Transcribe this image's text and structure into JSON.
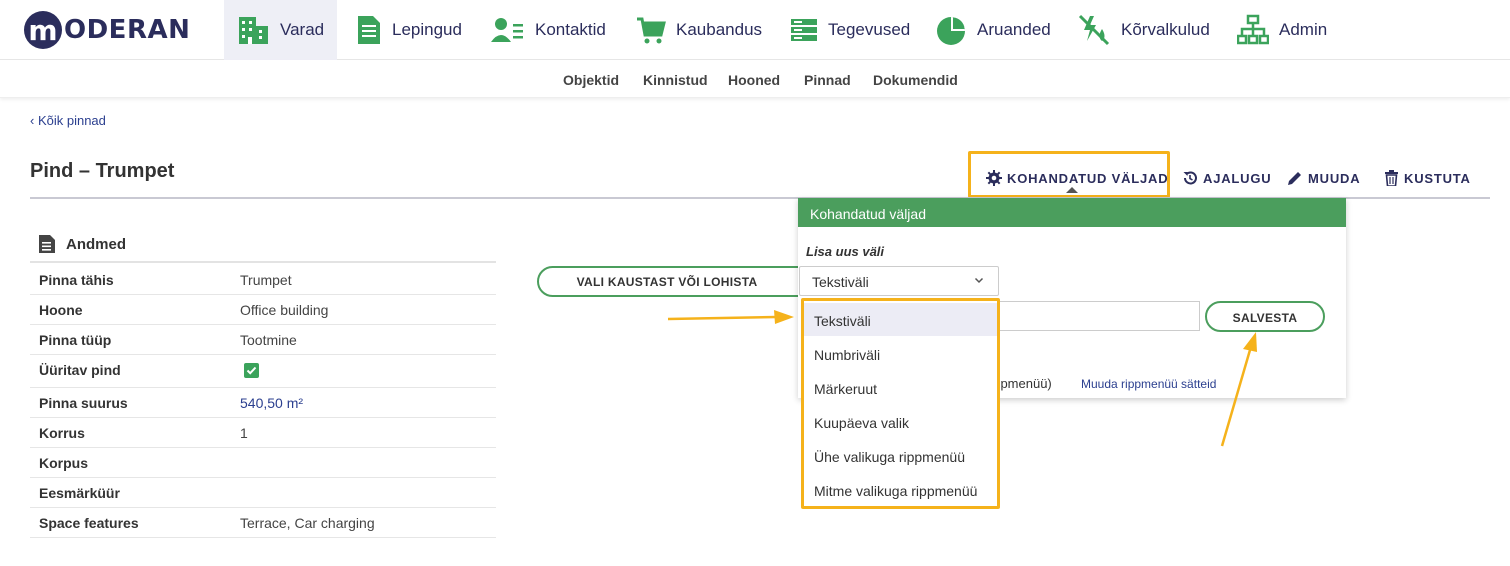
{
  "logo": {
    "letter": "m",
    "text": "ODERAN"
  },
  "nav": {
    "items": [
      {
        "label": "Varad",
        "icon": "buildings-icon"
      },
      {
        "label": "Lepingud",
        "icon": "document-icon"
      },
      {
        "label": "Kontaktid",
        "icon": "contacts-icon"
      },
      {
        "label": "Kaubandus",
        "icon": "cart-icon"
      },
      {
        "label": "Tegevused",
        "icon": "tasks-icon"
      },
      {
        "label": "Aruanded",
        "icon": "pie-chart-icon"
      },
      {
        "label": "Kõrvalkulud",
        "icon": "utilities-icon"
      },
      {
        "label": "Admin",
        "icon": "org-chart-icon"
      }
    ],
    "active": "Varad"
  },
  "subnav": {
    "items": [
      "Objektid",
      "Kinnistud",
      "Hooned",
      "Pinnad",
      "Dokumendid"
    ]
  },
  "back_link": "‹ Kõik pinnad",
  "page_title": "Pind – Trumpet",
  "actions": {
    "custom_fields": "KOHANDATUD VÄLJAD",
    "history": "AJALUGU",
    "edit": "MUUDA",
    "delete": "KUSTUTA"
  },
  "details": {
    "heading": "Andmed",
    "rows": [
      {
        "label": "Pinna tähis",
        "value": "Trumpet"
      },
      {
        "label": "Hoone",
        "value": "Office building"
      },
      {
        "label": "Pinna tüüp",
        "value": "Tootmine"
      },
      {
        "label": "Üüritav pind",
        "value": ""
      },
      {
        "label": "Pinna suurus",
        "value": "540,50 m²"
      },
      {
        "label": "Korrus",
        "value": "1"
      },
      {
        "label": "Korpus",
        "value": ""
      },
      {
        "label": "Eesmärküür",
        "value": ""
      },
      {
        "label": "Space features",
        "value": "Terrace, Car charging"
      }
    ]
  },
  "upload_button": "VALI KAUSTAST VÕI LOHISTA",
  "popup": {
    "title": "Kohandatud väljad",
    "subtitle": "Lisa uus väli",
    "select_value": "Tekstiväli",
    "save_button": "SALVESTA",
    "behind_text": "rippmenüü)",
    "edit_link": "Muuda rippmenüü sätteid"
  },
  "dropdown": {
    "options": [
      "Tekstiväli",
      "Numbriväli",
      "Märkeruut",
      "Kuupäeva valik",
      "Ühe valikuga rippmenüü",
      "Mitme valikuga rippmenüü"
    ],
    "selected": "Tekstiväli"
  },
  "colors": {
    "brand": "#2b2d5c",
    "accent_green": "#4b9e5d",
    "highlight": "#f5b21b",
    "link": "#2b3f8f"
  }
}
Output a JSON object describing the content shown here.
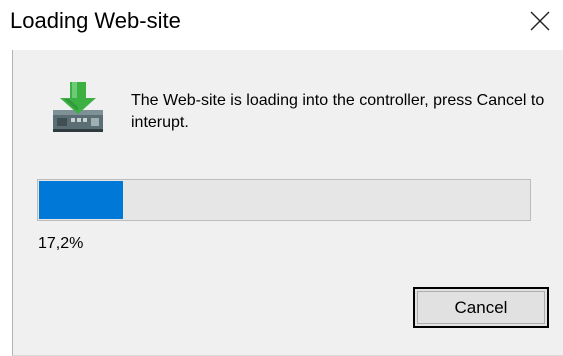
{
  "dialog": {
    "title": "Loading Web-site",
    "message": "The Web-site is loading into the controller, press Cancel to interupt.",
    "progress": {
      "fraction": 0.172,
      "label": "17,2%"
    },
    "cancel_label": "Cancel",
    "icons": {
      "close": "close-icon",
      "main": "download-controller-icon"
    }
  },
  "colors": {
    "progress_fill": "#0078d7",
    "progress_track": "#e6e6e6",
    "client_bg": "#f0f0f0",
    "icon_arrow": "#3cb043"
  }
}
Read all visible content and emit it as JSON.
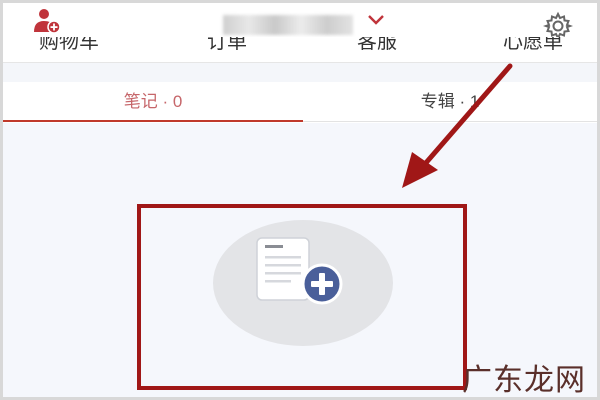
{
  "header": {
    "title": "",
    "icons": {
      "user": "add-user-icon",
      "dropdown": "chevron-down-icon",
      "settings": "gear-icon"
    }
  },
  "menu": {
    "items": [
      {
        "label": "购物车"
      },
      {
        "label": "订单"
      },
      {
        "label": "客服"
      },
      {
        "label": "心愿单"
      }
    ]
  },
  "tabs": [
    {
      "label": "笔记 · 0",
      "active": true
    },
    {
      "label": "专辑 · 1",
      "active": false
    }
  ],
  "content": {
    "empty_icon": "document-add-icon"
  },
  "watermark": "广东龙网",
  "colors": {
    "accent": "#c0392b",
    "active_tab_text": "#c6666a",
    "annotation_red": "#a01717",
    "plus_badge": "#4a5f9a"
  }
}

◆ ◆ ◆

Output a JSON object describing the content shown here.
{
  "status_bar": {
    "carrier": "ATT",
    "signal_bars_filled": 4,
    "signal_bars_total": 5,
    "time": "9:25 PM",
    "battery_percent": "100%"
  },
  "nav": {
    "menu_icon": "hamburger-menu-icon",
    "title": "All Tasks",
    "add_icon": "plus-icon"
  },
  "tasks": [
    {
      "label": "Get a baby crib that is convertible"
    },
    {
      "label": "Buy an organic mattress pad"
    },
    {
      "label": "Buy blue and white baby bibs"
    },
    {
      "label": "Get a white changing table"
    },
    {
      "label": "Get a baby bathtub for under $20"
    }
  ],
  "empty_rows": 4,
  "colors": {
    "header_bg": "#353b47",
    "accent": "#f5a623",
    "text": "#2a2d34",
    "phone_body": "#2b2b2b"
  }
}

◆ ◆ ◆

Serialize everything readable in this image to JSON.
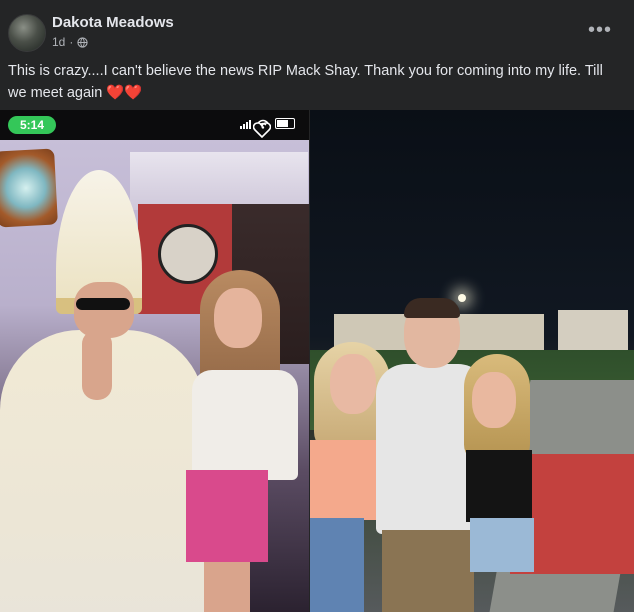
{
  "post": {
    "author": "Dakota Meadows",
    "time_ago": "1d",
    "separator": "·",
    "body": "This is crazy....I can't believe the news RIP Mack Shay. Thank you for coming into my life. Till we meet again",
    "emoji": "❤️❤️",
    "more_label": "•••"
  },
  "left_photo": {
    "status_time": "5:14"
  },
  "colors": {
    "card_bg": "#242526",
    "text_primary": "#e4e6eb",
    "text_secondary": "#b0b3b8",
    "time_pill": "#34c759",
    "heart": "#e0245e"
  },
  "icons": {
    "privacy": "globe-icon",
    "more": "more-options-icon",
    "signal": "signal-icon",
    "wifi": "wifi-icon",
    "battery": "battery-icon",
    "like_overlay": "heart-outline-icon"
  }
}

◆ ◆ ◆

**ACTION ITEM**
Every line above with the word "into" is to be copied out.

**EXPECTED ANSWER**
Transcribe this image's text and structure into JSON.
    "message": "The Web-site is loading into the controller, press Cancel to interupt.",
    "body": "This is crazy....I can't believe the news RIP Mack Shay. Thank you for coming into my life. Till we meet again",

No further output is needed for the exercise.